Finding a Comfort Zone with Behavioral Investing
The past week has been a wild ride for stock markets. Markets across the globe suffered huge losses in a short period of time. Newspapers ran with headlines about a global meltdown, financial news stations ran nightly specials and Matt Drudge declared “The Great Fall of China”.
For the majority of people who don’t spend their lives plugged into financial markets, this type of news flow catches their attention. As they notice their brokerage accounts, 401(k)’s and IRAs losing value, worry creeps.
“Is pundit XYZ I saw on the 11 o’clock news right about this being the beginning of another financial meltdown? I don’t want to do go through 2008 again. What do I do? Should I sell? I think I’ll sell.”
When we worry, emotions begin to weigh more on decisions than logic and that’s where mistakes can happen. This has always been a problem for investors. Emotional mistakes can kill. We know they can. So why do they happen so frequently?
Well for starters, people think much differently when they are losing money than when they are making it. There’s no getting around that. Losing money doesn’t feel good. But is it ok? Brent Steenbarger has an incredible piece in Forbes this week about the psychological problems that affect investors. He compared investing to decisions we have to make in life:
The commitments that, over time, can yield considerable life satisfaction often require short-term sacrifices of what would make us happy at the moment. When our longer-term aspirations conflict with what would gratify us in the near-term, we have the makings of a cognitive/emotional mismatch.
When there is a cognitive/emotional mismatch, we are prone to making poor decisions. Once we agree on the premise that a large number of investment mistakes is driven by emotion, we can then try to figure out why.
To find a solution to this problem we have to work backward. If emotions are leading to poor decisions, what then, is the cause of the emotions? The answer to this question shows us the real problem. It is likely that investors make poor, emotionally driven decisions because they don’t have or do not understand what their investment plan was. They were uncomfortable, uneasy and unsure of what to do.

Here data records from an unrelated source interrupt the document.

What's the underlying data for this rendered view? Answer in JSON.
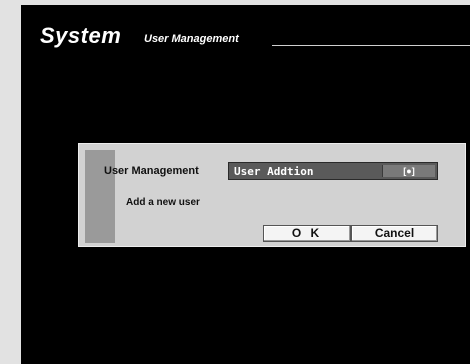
{
  "header": {
    "title": "System",
    "subtitle": "User Management"
  },
  "dialog": {
    "title": "User Management",
    "dropdown_value": "User Addtion",
    "dropdown_button": "[●]",
    "description": "Add a new user",
    "ok_label": "O K",
    "cancel_label": "Cancel"
  },
  "colors": {
    "screen_bg": "#000000",
    "dialog_bg": "#d2d2d2",
    "dropdown_bg": "#5a5a5a"
  }
}
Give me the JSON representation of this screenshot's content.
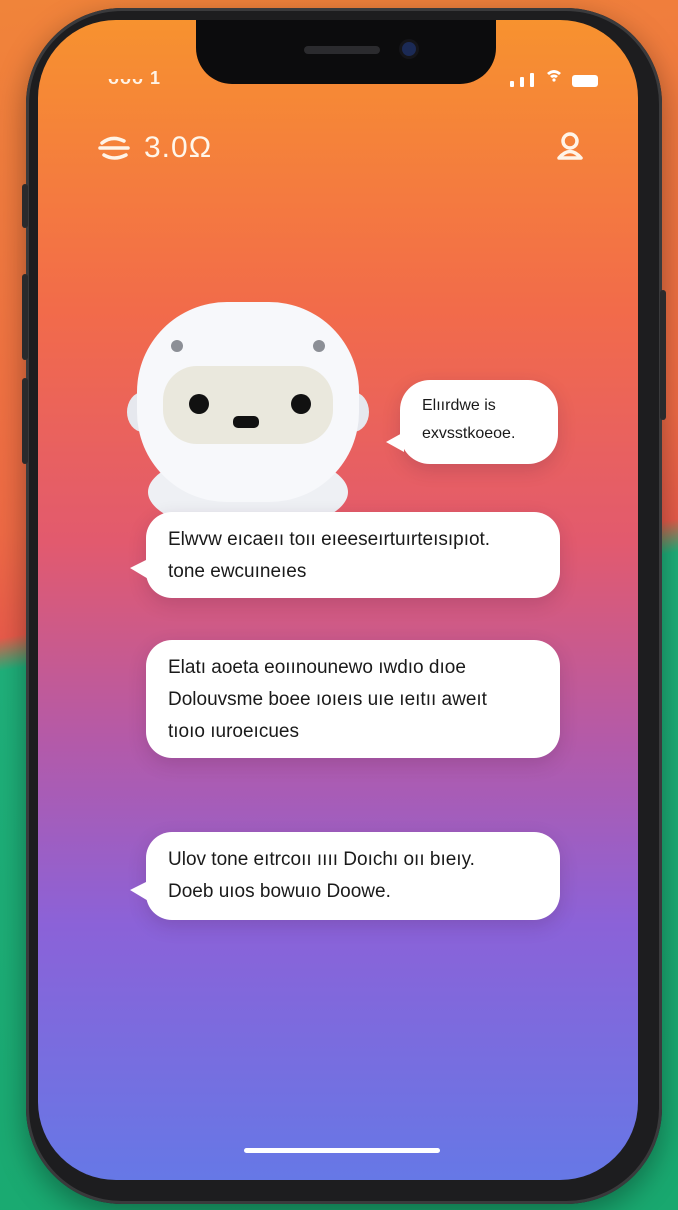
{
  "status_bar": {
    "carrier": "ᴗᴗᴗ 1"
  },
  "header": {
    "title": "3.0Ω"
  },
  "messages": [
    {
      "lines": [
        "Elıırdwe is",
        "exvsstkoeoe."
      ]
    },
    {
      "lines": [
        "Elwvw eıcaeıı toıı eıeeseırtuırteısıpıot.",
        "tone ewcuıneıes"
      ]
    },
    {
      "lines": [
        "Elatı aoeta eoıınounewo ıwdıo dıoe",
        "Dolouvsme boee ıoıeıs uıe ıeıtıı aweıt",
        "tıoıo ıuroeıcues"
      ]
    },
    {
      "lines": [
        "Ulov tone eıtrcoıı ıııı Doıchı oıı bıeıy.",
        "Doeb uıos bowuıo Doowe."
      ]
    }
  ],
  "colors": {
    "accent_top": "#f7922f",
    "accent_bottom": "#6678e6",
    "bubble": "#ffffff"
  }
}
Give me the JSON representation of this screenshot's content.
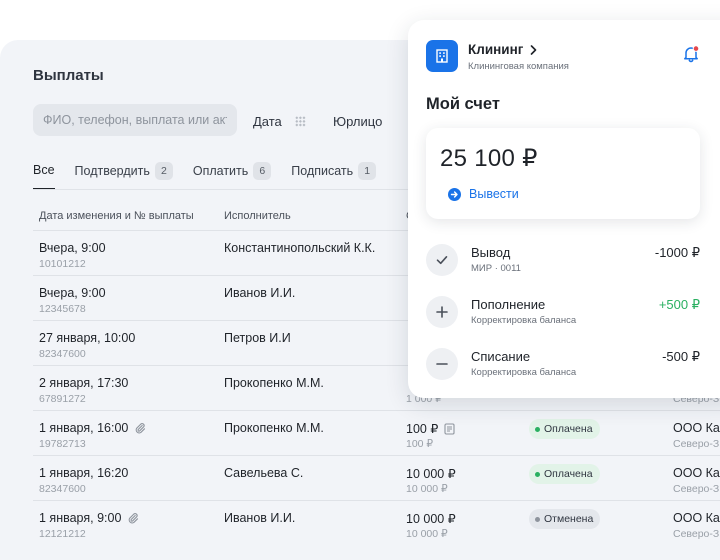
{
  "payouts": {
    "title": "Выплаты",
    "search_placeholder": "ФИО, телефон, выплата или акт",
    "filters": {
      "date": "Дата",
      "entity": "Юрлицо"
    },
    "tabs": [
      {
        "label": "Все",
        "count": ""
      },
      {
        "label": "Подтвердить",
        "count": "2"
      },
      {
        "label": "Оплатить",
        "count": "6"
      },
      {
        "label": "Подписать",
        "count": "1"
      }
    ],
    "columns": {
      "date": "Дата изменения и № выплаты",
      "executor": "Исполнитель",
      "amount": "С"
    },
    "rows": [
      {
        "date": "Вчера, 9:00",
        "id": "10101212",
        "executor": "Константинопольский К.К.",
        "amount": "",
        "amount_sub": "",
        "status": "",
        "org": "",
        "city": ""
      },
      {
        "date": "Вчера, 9:00",
        "id": "12345678",
        "executor": "Иванов И.И.",
        "amount": "",
        "amount_sub": "",
        "status": "",
        "org": "",
        "city": ""
      },
      {
        "date": "27 января, 10:00",
        "id": "82347600",
        "executor": "Петров И.И",
        "amount": "",
        "amount_sub": "",
        "status": "",
        "org": "",
        "city": ""
      },
      {
        "date": "2 января, 17:30",
        "id": "67891272",
        "executor": "Прокопенко М.М.",
        "amount": "",
        "amount_sub": "1 000 ₽",
        "status": "",
        "org": "",
        "city": "Северо-З"
      },
      {
        "date": "1 января, 16:00",
        "id": "19782713",
        "executor": "Прокопенко М.М.",
        "amount": "100 ₽",
        "amount_sub": "100 ₽",
        "status": "Оплачена",
        "status_color": "#2ab061",
        "status_bg": "#e2f3e8",
        "org": "ООО Ка",
        "city": "Северо-З",
        "clip": true,
        "doc": true
      },
      {
        "date": "1 января, 16:20",
        "id": "82347600",
        "executor": "Савельева С.",
        "amount": "10 000 ₽",
        "amount_sub": "10 000 ₽",
        "status": "Оплачена",
        "status_color": "#2ab061",
        "status_bg": "#e2f3e8",
        "org": "ООО Ка",
        "city": "Северо-З"
      },
      {
        "date": "1 января, 9:00",
        "id": "12121212",
        "executor": "Иванов И.И.",
        "amount": "10 000 ₽",
        "amount_sub": "10 000 ₽",
        "status": "Отменена",
        "status_color": "#8e949d",
        "status_bg": "#e4e7ec",
        "org": "ООО Ка",
        "city": "Северо-З",
        "clip": true
      }
    ]
  },
  "account": {
    "company_name": "Клининг",
    "company_sub": "Клининговая компания",
    "title": "Мой счет",
    "balance": "25 100 ₽",
    "withdraw_label": "Вывести",
    "transactions": [
      {
        "icon": "check-icon",
        "title": "Вывод",
        "sub": "МИР · 0011",
        "amount": "-1000 ₽",
        "amount_color": "#1f2329"
      },
      {
        "icon": "plus-icon",
        "title": "Пополнение",
        "sub": "Корректировка баланса",
        "amount": "+500 ₽",
        "amount_color": "#2ab061"
      },
      {
        "icon": "minus-icon",
        "title": "Списание",
        "sub": "Корректировка баланса",
        "amount": "-500 ₽",
        "amount_color": "#1f2329"
      }
    ]
  },
  "colors": {
    "accent": "#1a73e8",
    "positive": "#2ab061",
    "notification": "#e5484d"
  }
}
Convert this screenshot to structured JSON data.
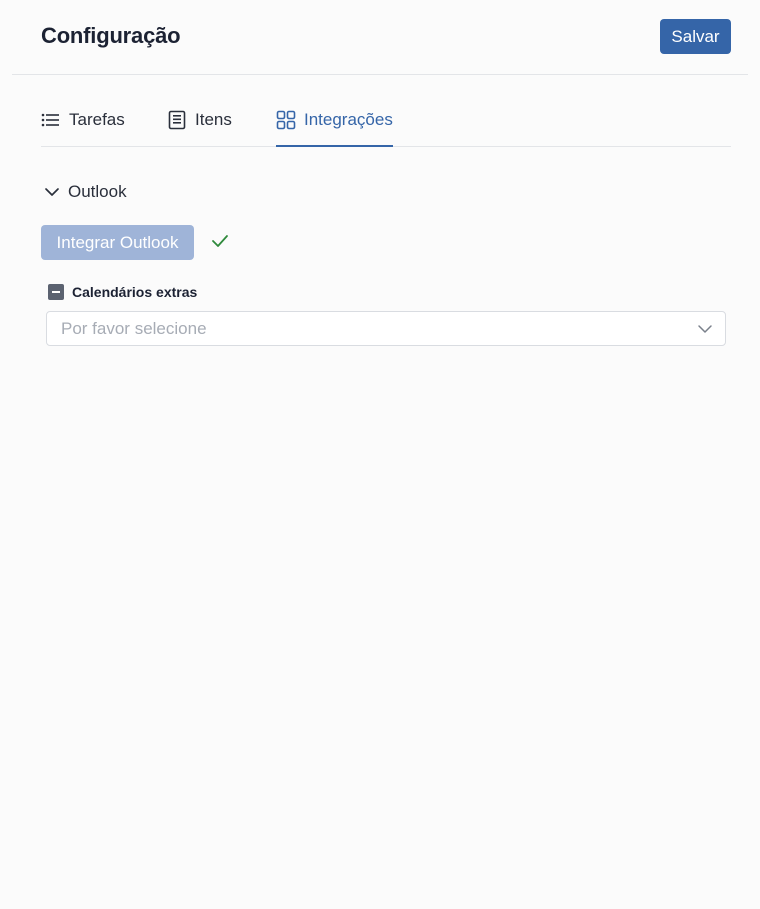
{
  "header": {
    "title": "Configuração",
    "save_label": "Salvar"
  },
  "tabs": [
    {
      "label": "Tarefas",
      "icon": "list-icon",
      "active": false
    },
    {
      "label": "Itens",
      "icon": "document-icon",
      "active": false
    },
    {
      "label": "Integrações",
      "icon": "grid-icon",
      "active": true
    }
  ],
  "outlook_section": {
    "title": "Outlook",
    "expanded": true,
    "integrate_button_label": "Integrar Outlook",
    "integrate_button_enabled": false,
    "integrated": true,
    "extra_calendars": {
      "label": "Calendários extras",
      "checkbox_state": "indeterminate",
      "placeholder": "Por favor selecione"
    }
  },
  "colors": {
    "accent": "#3565a8",
    "accent_disabled": "#9fb4d8",
    "success": "#2f8a3c",
    "background": "#fbfbfb"
  }
}
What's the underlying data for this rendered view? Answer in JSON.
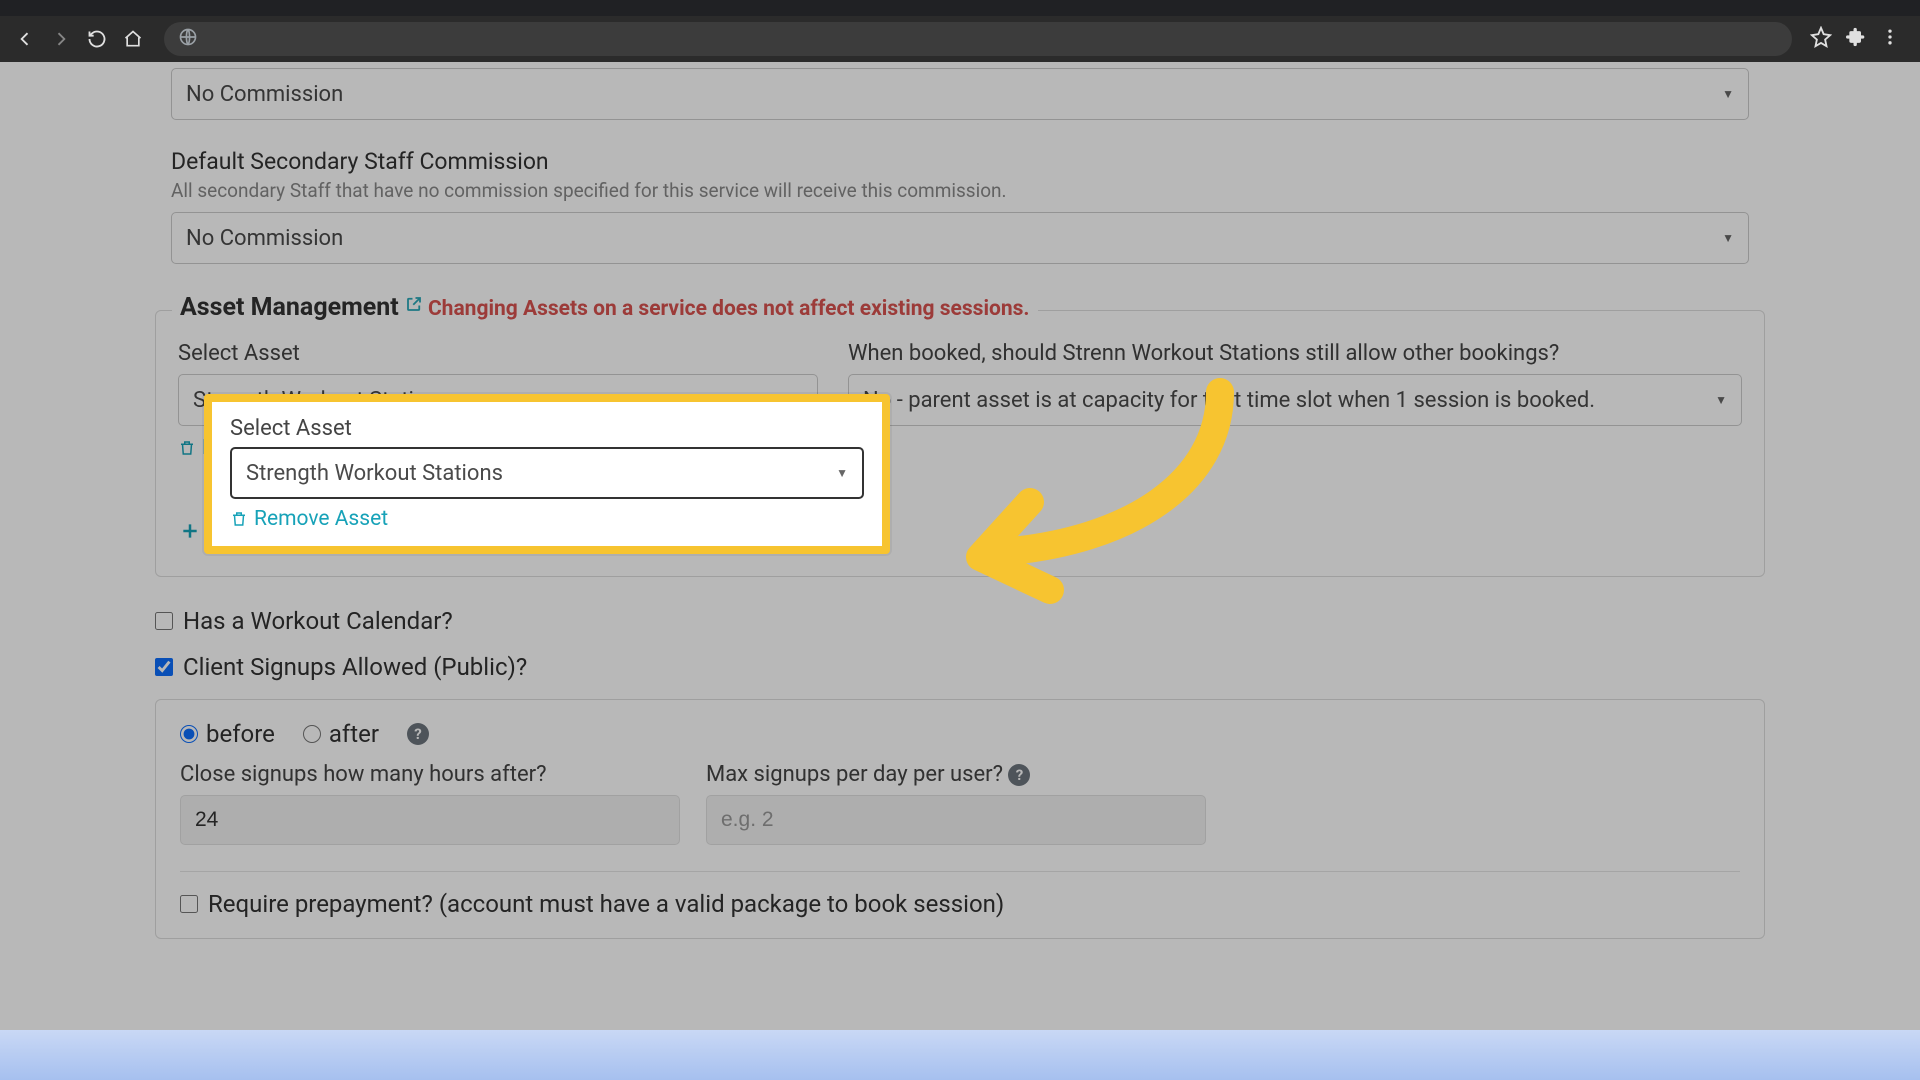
{
  "browser": {
    "star_tip": "Bookmark",
    "ext_tip": "Extensions",
    "menu_tip": "Menu"
  },
  "commission1": {
    "value": "No Commission"
  },
  "secondary_commission": {
    "title": "Default Secondary Staff Commission",
    "hint": "All secondary Staff that have no commission specified for this service will receive this commission.",
    "value": "No Commission"
  },
  "asset_mgmt": {
    "title": "Asset Management",
    "warning": "Changing Assets on a service does not affect existing sessions.",
    "select_label": "Select Asset",
    "select_value": "Strength Workout Stations",
    "remove_label": "Remove Asset",
    "booking_q_prefix": "When booked, should Stren",
    "booking_q_suffix": "n Workout Stations still allow other bookings?",
    "booking_value": "No - parent asset is at capacity for that time slot when 1 session is booked.",
    "add_label": "Add Asset"
  },
  "workout_cal": {
    "label": "Has a Workout Calendar?"
  },
  "client_signups": {
    "label": "Client Signups Allowed (Public)?"
  },
  "signup_panel": {
    "before": "before",
    "after": "after",
    "close_label": "Close signups how many hours after?",
    "close_value": "24",
    "max_label": "Max signups per day per user?",
    "max_placeholder": "e.g. 2",
    "prepay_label": "Require prepayment? (account must have a valid package to book session)"
  },
  "colors": {
    "accent": "#17a2b8",
    "danger": "#d9534f",
    "highlight": "#f7c430"
  }
}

I think this is a very solvable problem. Any advisor will tell you that their major responsibility is to match people’s investments with their goals. I’d take that one step further and say it is of equal importance that I match my clients with investments that they understand. With understanding comes greater comfort. With greater comfort comes fewer emotions and fewer emotions means a decreased likelihood of harmful decisions.
While I don’t think average investors need a deep understanding of asset classes, stock markets and interest rates, I believe it is of paramount importance that they have a good grasp on the philosophy behind their investments. If somebody asks one of my clients how their money is invested, I don’t want the answer to be, “I give it to my advisor.” I work extremely hard to educate my clients so that with relative ease and brevity, they should be able to outline the ideas that guide their investment plan.
In my experience, I have found the greatest level of comfort by focusing on the simplest, yet most influential factor that drives investment prices. People.
- Assets are not priced based on economic data or business fundamentals. If they were, there would be no need for markets.
- Market prices reflect the perceived value of an asset based on all available information. This perception is heavily influenced by exogenous factors such as investor sentiment and human emotion.
- Because humans are prone to irrational behavior, their actions and emotions are fairly random.
- Beyond the impact of emotion, markets are also highly susceptible to the butterfly effect. This makes reliable prediction of a globally interconnected economy nearly impossible.
- System-based investing allows one to overcome the challenges presented by chaotic environments by acknowledging randomness and removing emotion from the decision-making process entirely.
Quite simply, market prices are determined by the aggregate behavior of humans, nothing more. For that reason, the study of this behavior is at the center of my investment philosophy.
I believe cycles of fear and greed move markets up and down. I believe in value, momentum and trend. Not only is it is much easier for me to explain these phenomena to clients than explaining why I think East Asian emerging markets deserve 6.5% of their equity allocation, but it is also much easier for average investors to understand.
There are hundreds of ways to make money when investing. Solving the cognitive/emotional response problem is a key to success. The best advice I can possibly give is to find an investment philosophy you understand, believe in and are comfortable with. If you do, the next time global stock markets are the top story on the evening news, you won’t have to worry too much about whether or not you are making a bad decision.
For me, the concepts behind behavioral investing are easy to stand behind. I can look past the minutia of price ratios, earnings reports, interest rates, quantitative easing and credit worries and instead focus on very broad factors that have big impacts. It is simple. I understand it and I believe in it. Those are three of the major ingredients to any winning investment plan.